• **RECORDS TO PROCESS**
______________________________
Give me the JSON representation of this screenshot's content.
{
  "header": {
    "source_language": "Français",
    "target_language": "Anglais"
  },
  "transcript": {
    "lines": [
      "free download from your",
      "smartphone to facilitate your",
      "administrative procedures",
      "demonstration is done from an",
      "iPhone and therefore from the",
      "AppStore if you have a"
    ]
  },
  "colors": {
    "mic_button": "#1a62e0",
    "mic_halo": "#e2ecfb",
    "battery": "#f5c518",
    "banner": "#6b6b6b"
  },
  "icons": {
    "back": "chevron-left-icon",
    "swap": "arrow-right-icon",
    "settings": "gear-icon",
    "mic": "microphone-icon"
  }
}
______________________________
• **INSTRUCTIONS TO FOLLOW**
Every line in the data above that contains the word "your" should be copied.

• **TASK ANSWER**
      "free download from your",
      "smartphone to facilitate your",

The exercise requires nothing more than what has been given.